Make the Road New York used this opportunity to hold a well-received funders’ briefing. “In the community organizing world, mergers aren’t that common, and some funders were taken aback because it was so unfamiliar. It generated a lot of interest, even from new funders,” says Chatterjee. “Our annual event and grassroots fundraising have also grown during the past two years. Our supporters’ enthusiasm has been amazing and inspiring to us. The message that people who are marginalized deserve an organization that is both grassroots and powerful resonates with them.”

If it’s just not possible to reach out to your donors before the merger, you can do it afterward. The Asian & Pacific Islander Wellness Center in San Francisco was created out of a merger in 1997. The merger ended up being a financial drain on the organization. When Executive Director Lance Toma came on in 2006, he prioritized building its fund development program and thoughtfully reached out to former donors of the pre-merged organizations. A&PI Wellness Center then began to hold small events, like house parties, to bring donors back into the organization by giving them a place to share their histories with each of the original organizations and to renew their commitment to the newer organization.

7. The merger will take longer than you think

Even if you’re a small organization. Even if no staff are transitioning with one of the organizations, as was the case of GIFT. Even if you have a plan. Even if the merging organizations love each other. No matter how good the circumstances, it requires strong leadership and commitment to follow through with a merger and honor the intentions of both organizations. Don’t undercut doing it well just because it takes more time.

Sometimes your constituents also need time to get used to the new organization. At A&PI Wellness Center, many donors were really attached to the pre-merged organizations and they needed time to build a new relationship with the new organization. Says Toma, “You can’t spend enough time attending to stakeholders and being conscious of their attachments to the organizations.
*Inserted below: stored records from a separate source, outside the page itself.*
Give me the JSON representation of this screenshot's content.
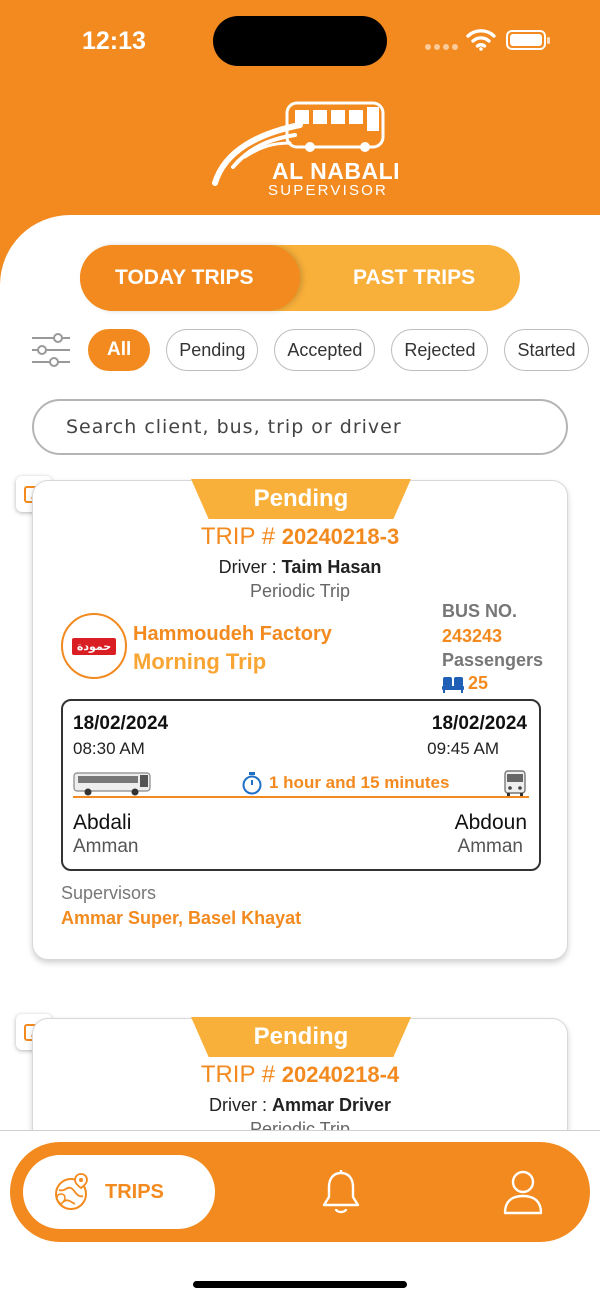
{
  "status_bar": {
    "time": "12:13"
  },
  "brand": {
    "title": "AL NABALI",
    "subtitle": "SUPERVISOR"
  },
  "tabs": {
    "today": "TODAY TRIPS",
    "past": "PAST TRIPS",
    "active": "today"
  },
  "filters": [
    "All",
    "Pending",
    "Accepted",
    "Rejected",
    "Started"
  ],
  "active_filter": "All",
  "search": {
    "placeholder": "Search client, bus, trip or driver"
  },
  "trips": [
    {
      "status": "Pending",
      "trip_prefix": "TRIP #",
      "trip_no": "20240218-3",
      "driver_label": "Driver :",
      "driver": "Taim Hasan",
      "type": "Periodic Trip",
      "client_logo_text": "حمودة",
      "client": "Hammoudeh Factory",
      "trip_name": "Morning Trip",
      "bus_label": "BUS NO.",
      "bus_no": "243243",
      "passengers_label": "Passengers",
      "passengers": "25",
      "start_date": "18/02/2024",
      "start_time": "08:30 AM",
      "end_date": "18/02/2024",
      "end_time": "09:45 AM",
      "duration": "1 hour and 15 minutes",
      "from_city": "Abdali",
      "from_region": "Amman",
      "to_city": "Abdoun",
      "to_region": "Amman",
      "supervisors_label": "Supervisors",
      "supervisors": "Ammar Super, Basel Khayat"
    },
    {
      "status": "Pending",
      "trip_prefix": "TRIP #",
      "trip_no": "20240218-4",
      "driver_label": "Driver :",
      "driver": "Ammar Driver",
      "type": "Periodic Trip"
    }
  ],
  "nav": {
    "trips": "TRIPS"
  },
  "colors": {
    "primary": "#f28a1f",
    "secondary": "#f9b03a"
  }
}
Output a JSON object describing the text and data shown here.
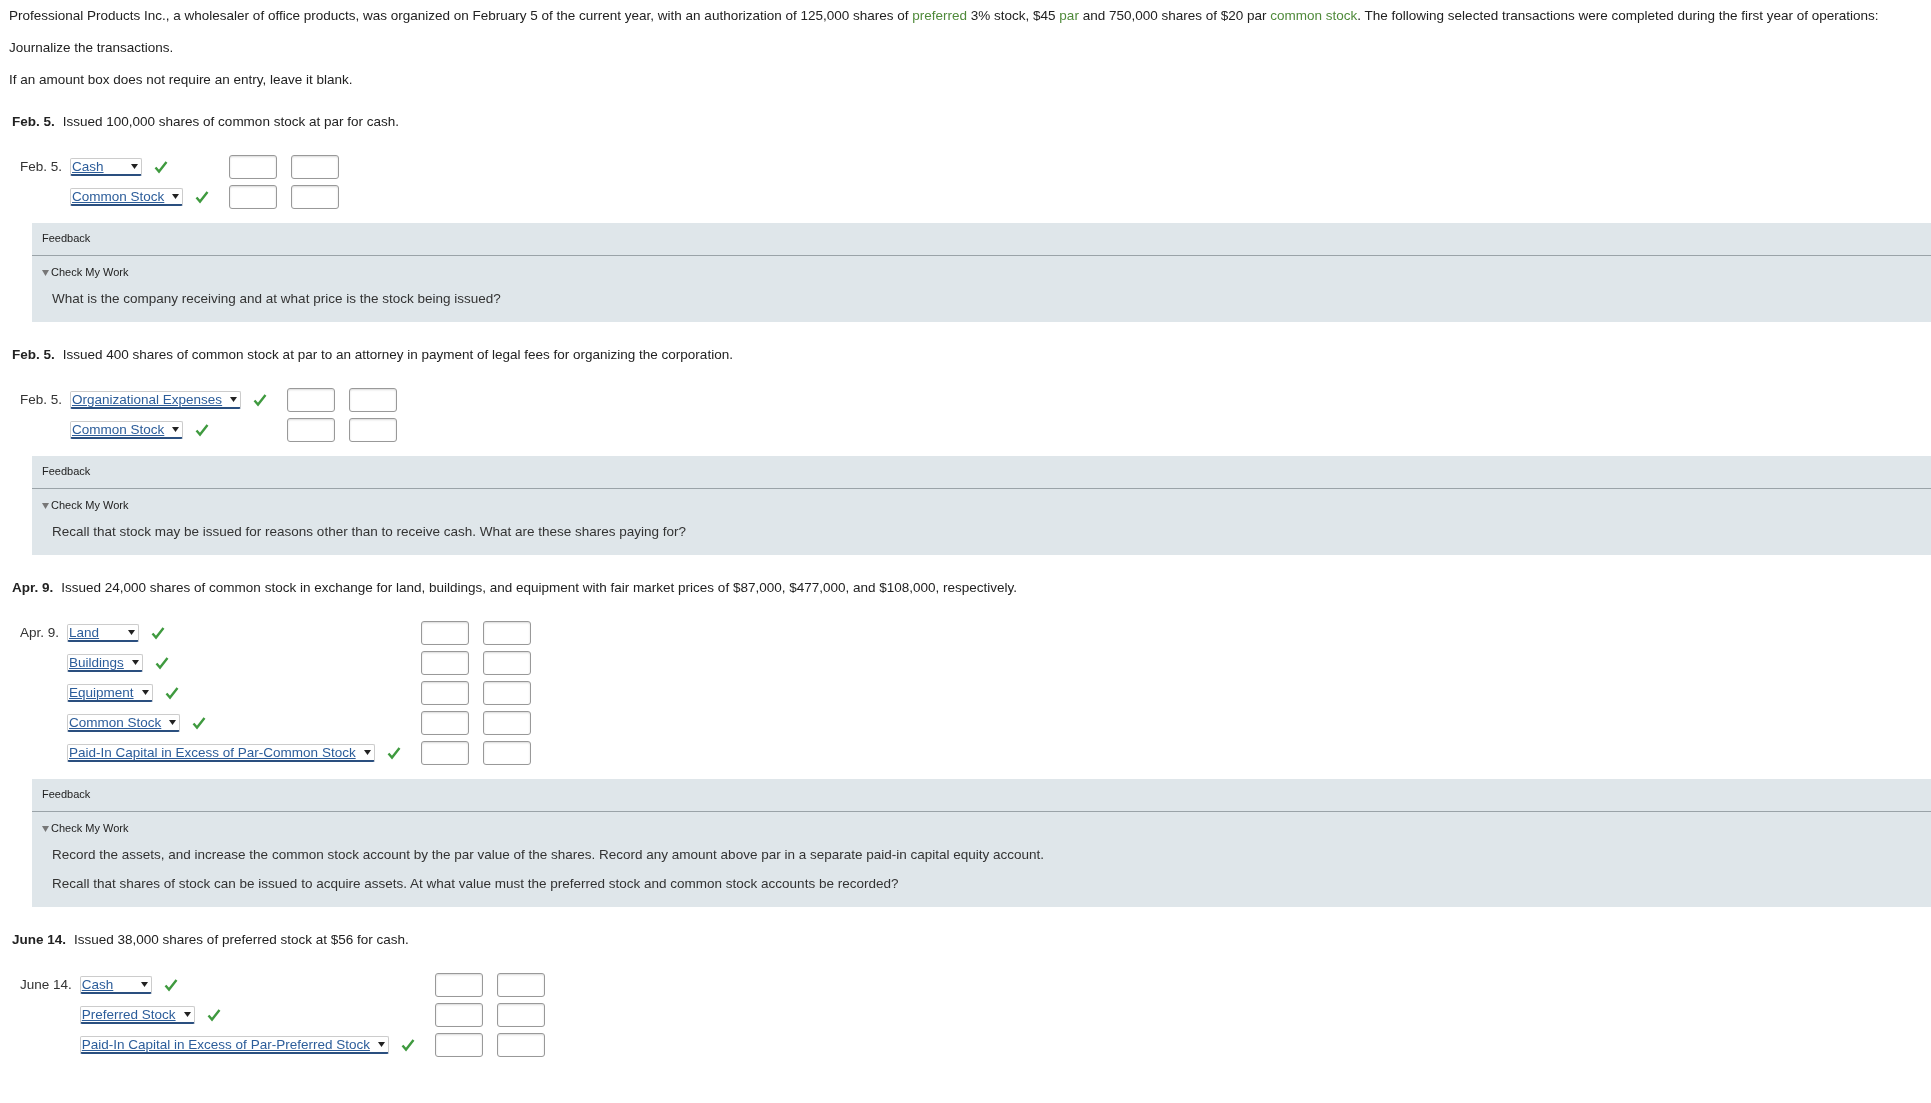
{
  "intro": [
    {
      "kind": "plain",
      "text": "Professional Products Inc., a wholesaler of office products, was organized on February 5 of the current year, with an authorization of 125,000 shares of "
    },
    {
      "kind": "term",
      "text": "preferred"
    },
    {
      "kind": "plain",
      "text": " 3% stock, $45 "
    },
    {
      "kind": "term",
      "text": "par"
    },
    {
      "kind": "plain",
      "text": " and 750,000 shares of $20 par "
    },
    {
      "kind": "term",
      "text": "common stock"
    },
    {
      "kind": "plain",
      "text": ". The following selected transactions were completed during the first year of operations:"
    }
  ],
  "instructions": [
    "Journalize the transactions.",
    "If an amount box does not require an entry, leave it blank."
  ],
  "transactions": [
    {
      "date": "Feb. 5.",
      "description": "Issued 100,000 shares of common stock at par for cash.",
      "entry_date": "Feb. 5.",
      "lines": [
        {
          "account": "Cash",
          "correct": true
        },
        {
          "account": "Common Stock",
          "correct": true
        }
      ],
      "feedback": {
        "title": "Feedback",
        "toggle": "Check My Work",
        "expanded": true,
        "paragraphs": [
          "What is the company receiving and at what price is the stock being issued?"
        ]
      }
    },
    {
      "date": "Feb. 5.",
      "description": "Issued 400 shares of common stock at par to an attorney in payment of legal fees for organizing the corporation.",
      "entry_date": "Feb. 5.",
      "lines": [
        {
          "account": "Organizational Expenses",
          "correct": true
        },
        {
          "account": "Common Stock",
          "correct": true
        }
      ],
      "feedback": {
        "title": "Feedback",
        "toggle": "Check My Work",
        "expanded": true,
        "paragraphs": [
          "Recall that stock may be issued for reasons other than to receive cash. What are these shares paying for?"
        ]
      }
    },
    {
      "date": "Apr. 9.",
      "description": "Issued 24,000 shares of common stock in exchange for land, buildings, and equipment with fair market prices of $87,000, $477,000, and $108,000, respectively.",
      "entry_date": "Apr. 9.",
      "lines": [
        {
          "account": "Land",
          "correct": true
        },
        {
          "account": "Buildings",
          "correct": true
        },
        {
          "account": "Equipment",
          "correct": true
        },
        {
          "account": "Common Stock",
          "correct": true
        },
        {
          "account": "Paid-In Capital in Excess of Par-Common Stock",
          "correct": true
        }
      ],
      "feedback": {
        "title": "Feedback",
        "toggle": "Check My Work",
        "expanded": true,
        "paragraphs": [
          "Record the assets, and increase the common stock account by the par value of the shares. Record any amount above par in a separate paid-in capital equity account.",
          "Recall that shares of stock can be issued to acquire assets. At what value must the preferred stock and common stock accounts be recorded?"
        ]
      }
    },
    {
      "date": "June 14.",
      "description": "Issued 38,000 shares of preferred stock at $56 for cash.",
      "entry_date": "June 14.",
      "lines": [
        {
          "account": "Cash",
          "correct": true
        },
        {
          "account": "Preferred Stock",
          "correct": true
        },
        {
          "account": "Paid-In Capital in Excess of Par-Preferred Stock",
          "correct": true
        }
      ]
    }
  ]
}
Putting energy into understanding and acknowledging this helps the community move through it. Merging is a grieving process and a birthing process at the same time.”

Done right, mergers strengthen organizations and can have great rewards, such as a larger constituency, expanded programs and services, greater leverage with decision-makers, increased collaboration, greater financial stability, and more intentional processes and policies. At GIFT, after navigating the rough waters described here, we are indeed beginning to reap these rewards and hope the lessons we learned will help others embarking on this process.

Additional Resources

  • The Nonprofit Mergers Workbook Part I: The Leader’s Guide to Considering, Negotiating, and Executing a Merger | BY DAVID LA PIANA Packed with good information, case studies, and templates to help you decide what kind of organizational partnership is best for you and how to negotiate that path.
  • Managing Transitions: Making the Most of Change | BY WILLIAM BRIDGES After you’ve decided to merge, this book provides a helpful perspective for leaders who are struggling to manage the resistance to change and the anxiety that comes with any major organizational shift.
  • Non Profit Mergers and Other Deep Partnerships: Reflections on What Works and Why It Is So Difficult | BY SHERRY FERRONATO & GAVIN PERRYMAN A downloadable PDF containing short case studies, scenarios, and examples.
  • La Piana Associates – A national management consulting firm that helps nonprofits and foundations address strategic issues.
  • N José Acevedo of New World Consulting – A bilingual consultant, facilitator, and trainer with Rockwood Leadership Program, Coro’s Immigrant Civic Leadership Program, and JPMorgan’s Strategies for Personal Leadership.